White House honors UMSL alumna for STEM outreach to minorities
The science outreach efforts of a University of Missouri–St. Louis alumna have caught the attention of the White House.
It recently named Danielle Lee one of 10 “Champions of Change” for her work to support and accelerate science, technology, engineering and math opportunities for African American students, schools and communities. Lee earned her doctorate in biology from UMSL in 2010.
Lee is a self-styled “urban scientist” whose outreach efforts emphasize sharing science to general audiences, particularly under-served groups, via social media. She is a dominant presence on Twitter, and she writes a popular blog for Scientific American.
Her blog, “The Urban Scientist,” is hosted by the Scientific American Blog Network. In it she writes about her own research, urban ecology, evolutionary biology and diversity in the sciences.
Her current research finds her frequently traveling to Tanzania where her fieldwork involves examining the behavior of African Giant Pouched Rats. The rats have an acute sense of smell and are used in Africa to sniff out landmines. Every year, landmines kill 15,000 to 20,000 people, according to the United Nations.
Lee’s dynamic personality and research have attracted a lot of media attention; from National Public Radio to a recent article in OZY, an online news and culture magazine, which is also a partner of USA Today and NPR.
“Becoming a scientist meant I no longer had to wait for someone to give me the answer,” Lee said in the OZY article “Danielle Lee: Urban Scientist, Hip-Hop Maven, Genius.”
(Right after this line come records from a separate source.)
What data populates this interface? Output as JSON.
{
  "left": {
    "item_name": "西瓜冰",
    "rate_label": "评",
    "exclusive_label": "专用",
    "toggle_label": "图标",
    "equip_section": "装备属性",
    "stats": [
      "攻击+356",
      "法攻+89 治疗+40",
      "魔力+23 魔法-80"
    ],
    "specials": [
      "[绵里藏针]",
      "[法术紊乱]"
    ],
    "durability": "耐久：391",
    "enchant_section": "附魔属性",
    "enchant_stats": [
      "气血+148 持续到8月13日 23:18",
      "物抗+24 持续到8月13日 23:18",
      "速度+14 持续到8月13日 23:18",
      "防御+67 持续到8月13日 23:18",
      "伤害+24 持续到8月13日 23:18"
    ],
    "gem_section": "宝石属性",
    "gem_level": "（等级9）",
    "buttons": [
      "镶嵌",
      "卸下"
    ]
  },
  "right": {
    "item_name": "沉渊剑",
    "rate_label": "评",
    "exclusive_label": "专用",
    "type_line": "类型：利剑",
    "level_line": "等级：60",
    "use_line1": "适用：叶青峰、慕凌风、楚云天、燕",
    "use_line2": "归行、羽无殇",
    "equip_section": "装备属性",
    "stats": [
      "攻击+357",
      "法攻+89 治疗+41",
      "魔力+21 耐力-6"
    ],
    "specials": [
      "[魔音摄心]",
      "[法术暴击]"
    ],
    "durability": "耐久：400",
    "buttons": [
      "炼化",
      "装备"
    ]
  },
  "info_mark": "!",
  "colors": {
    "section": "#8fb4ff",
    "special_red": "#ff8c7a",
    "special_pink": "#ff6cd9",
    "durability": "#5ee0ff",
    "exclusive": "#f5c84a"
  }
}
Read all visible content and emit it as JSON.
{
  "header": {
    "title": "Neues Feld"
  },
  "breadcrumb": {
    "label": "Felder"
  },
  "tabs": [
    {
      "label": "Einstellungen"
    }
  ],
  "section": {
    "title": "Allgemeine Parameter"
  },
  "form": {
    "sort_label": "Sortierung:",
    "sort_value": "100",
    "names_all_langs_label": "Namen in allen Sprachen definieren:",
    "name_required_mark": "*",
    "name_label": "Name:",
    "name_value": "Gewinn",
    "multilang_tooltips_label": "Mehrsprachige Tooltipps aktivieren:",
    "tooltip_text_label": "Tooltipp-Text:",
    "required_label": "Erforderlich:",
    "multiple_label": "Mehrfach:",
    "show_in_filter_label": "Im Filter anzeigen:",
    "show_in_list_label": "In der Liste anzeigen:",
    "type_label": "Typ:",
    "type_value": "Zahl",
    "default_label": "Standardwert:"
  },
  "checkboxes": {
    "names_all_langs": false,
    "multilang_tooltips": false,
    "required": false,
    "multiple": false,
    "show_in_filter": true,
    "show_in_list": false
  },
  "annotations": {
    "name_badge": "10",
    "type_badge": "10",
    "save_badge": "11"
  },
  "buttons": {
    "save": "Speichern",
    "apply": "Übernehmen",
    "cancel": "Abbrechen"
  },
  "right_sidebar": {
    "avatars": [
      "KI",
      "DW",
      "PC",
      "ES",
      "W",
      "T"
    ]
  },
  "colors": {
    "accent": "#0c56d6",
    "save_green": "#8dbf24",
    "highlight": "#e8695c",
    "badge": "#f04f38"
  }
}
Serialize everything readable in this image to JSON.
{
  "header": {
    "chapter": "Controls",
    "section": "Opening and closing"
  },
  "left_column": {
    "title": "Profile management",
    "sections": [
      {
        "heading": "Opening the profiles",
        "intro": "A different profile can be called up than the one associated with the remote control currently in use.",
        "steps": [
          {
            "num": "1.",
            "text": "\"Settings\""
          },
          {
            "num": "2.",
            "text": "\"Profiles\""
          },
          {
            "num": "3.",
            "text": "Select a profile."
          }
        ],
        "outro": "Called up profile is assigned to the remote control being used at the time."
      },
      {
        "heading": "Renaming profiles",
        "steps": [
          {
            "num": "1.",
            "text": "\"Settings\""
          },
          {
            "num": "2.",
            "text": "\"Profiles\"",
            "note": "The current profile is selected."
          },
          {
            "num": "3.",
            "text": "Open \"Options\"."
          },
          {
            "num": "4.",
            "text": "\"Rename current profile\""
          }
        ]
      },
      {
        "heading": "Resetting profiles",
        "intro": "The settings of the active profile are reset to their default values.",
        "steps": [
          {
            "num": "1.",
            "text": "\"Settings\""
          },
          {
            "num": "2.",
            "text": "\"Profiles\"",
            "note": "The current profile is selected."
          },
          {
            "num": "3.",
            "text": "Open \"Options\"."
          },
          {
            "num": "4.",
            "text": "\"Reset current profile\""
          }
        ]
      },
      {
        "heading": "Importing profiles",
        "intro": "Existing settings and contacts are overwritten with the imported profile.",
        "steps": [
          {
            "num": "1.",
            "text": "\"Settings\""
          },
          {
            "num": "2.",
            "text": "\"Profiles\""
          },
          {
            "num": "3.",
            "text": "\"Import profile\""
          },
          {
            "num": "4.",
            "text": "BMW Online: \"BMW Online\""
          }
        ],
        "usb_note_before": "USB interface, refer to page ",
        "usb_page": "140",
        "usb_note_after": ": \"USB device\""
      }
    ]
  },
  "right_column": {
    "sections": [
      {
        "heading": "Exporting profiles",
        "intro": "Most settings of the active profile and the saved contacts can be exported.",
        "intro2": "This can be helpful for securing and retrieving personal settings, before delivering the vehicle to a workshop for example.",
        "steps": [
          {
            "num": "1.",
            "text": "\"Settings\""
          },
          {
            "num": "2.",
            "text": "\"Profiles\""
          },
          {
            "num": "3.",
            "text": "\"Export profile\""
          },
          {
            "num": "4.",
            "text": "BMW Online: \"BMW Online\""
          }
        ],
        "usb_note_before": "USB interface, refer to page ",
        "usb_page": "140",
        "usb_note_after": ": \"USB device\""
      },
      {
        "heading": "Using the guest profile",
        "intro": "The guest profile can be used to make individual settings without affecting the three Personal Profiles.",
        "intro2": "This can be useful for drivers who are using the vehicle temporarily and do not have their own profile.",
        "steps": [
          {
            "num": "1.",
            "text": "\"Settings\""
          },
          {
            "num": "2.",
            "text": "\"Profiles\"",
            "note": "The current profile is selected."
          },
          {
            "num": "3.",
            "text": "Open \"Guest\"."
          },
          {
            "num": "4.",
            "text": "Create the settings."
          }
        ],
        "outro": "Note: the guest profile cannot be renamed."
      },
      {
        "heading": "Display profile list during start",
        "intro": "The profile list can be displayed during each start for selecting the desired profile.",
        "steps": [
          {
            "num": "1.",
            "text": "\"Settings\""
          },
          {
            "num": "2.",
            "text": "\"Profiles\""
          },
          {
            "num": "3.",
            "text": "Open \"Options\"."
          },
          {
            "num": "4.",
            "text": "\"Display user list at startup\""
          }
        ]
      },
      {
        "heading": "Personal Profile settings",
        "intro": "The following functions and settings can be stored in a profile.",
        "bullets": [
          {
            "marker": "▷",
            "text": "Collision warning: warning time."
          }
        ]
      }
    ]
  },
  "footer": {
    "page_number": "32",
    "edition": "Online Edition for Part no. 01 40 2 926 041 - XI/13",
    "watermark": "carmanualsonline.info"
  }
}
In the same article Lee’s research work on rats is heralded by her former PhD adviser and Founders Professor of Biology at UMSL, Zuleyma Tang-Martinez, who said it “has the potential for greatly affecting how people think about animal personalities.”
To read the full article visit the OZY website.
Short URL: http://blogs.umsl.edu/news/?p=47941